WORK ITEM - Scan the entries for the string "Week" and give the number of lines that have it, nothing further.

[App and web page records]
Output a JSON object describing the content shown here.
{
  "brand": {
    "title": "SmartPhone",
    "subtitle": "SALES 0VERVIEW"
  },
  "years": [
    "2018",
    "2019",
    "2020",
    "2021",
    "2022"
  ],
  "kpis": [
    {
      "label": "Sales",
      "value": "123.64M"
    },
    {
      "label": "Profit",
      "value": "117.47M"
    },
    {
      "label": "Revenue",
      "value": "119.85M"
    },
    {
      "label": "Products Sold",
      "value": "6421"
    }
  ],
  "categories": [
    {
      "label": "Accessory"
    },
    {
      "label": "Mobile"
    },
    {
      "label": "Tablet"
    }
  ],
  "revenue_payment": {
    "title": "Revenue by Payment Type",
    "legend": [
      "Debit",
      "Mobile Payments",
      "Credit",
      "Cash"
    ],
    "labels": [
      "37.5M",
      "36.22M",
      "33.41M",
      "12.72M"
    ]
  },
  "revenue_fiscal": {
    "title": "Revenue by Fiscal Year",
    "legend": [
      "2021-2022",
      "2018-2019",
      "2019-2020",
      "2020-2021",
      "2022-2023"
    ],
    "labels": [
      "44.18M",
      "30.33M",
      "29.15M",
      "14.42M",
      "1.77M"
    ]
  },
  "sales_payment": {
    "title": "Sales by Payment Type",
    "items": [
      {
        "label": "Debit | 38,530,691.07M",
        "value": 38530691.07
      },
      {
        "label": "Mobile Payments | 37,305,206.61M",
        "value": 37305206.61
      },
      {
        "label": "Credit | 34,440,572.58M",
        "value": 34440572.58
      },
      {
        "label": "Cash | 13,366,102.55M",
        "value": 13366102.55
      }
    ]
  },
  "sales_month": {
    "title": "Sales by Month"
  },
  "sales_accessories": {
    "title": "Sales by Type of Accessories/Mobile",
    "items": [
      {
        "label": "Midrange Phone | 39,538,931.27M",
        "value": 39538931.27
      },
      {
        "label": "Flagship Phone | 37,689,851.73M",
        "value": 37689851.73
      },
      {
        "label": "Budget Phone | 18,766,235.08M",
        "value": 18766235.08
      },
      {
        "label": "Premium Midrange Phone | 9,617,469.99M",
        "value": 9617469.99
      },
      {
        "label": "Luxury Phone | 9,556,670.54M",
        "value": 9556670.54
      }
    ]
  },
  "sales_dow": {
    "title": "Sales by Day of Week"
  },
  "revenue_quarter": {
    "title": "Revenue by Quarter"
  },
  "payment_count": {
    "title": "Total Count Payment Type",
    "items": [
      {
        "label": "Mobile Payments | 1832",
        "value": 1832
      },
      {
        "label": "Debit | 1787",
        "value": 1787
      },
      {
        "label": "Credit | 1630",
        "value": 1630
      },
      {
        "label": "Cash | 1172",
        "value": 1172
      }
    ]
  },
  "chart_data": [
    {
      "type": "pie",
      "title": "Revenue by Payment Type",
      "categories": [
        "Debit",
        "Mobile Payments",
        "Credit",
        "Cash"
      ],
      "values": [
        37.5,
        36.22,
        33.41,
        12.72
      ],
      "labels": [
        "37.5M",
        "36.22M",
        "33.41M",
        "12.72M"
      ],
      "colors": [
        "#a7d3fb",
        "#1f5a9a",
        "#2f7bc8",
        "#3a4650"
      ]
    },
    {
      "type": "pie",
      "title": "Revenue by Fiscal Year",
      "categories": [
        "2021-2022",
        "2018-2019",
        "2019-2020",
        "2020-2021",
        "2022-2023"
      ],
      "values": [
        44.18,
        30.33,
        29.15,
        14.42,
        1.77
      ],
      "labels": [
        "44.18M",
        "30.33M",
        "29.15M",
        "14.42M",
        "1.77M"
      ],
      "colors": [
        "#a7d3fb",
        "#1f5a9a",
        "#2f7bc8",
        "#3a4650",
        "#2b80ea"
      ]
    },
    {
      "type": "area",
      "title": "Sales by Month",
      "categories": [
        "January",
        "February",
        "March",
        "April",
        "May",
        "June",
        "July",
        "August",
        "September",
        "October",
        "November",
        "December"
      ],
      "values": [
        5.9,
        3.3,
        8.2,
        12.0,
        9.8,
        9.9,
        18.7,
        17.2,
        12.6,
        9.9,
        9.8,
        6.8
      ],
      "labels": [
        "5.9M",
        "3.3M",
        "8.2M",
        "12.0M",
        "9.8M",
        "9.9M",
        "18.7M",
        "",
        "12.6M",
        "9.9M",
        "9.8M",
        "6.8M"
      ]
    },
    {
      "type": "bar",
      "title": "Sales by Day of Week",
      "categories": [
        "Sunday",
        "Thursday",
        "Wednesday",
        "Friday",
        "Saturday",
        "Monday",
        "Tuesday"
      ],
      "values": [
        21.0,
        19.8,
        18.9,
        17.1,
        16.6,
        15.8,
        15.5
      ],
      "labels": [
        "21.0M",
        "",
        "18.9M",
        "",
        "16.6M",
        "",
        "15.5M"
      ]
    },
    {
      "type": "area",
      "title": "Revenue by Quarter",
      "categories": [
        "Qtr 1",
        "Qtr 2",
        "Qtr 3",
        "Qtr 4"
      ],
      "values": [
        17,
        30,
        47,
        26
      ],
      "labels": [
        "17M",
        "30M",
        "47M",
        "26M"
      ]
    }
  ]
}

SOLUTION TO THIS EXERCISE - 2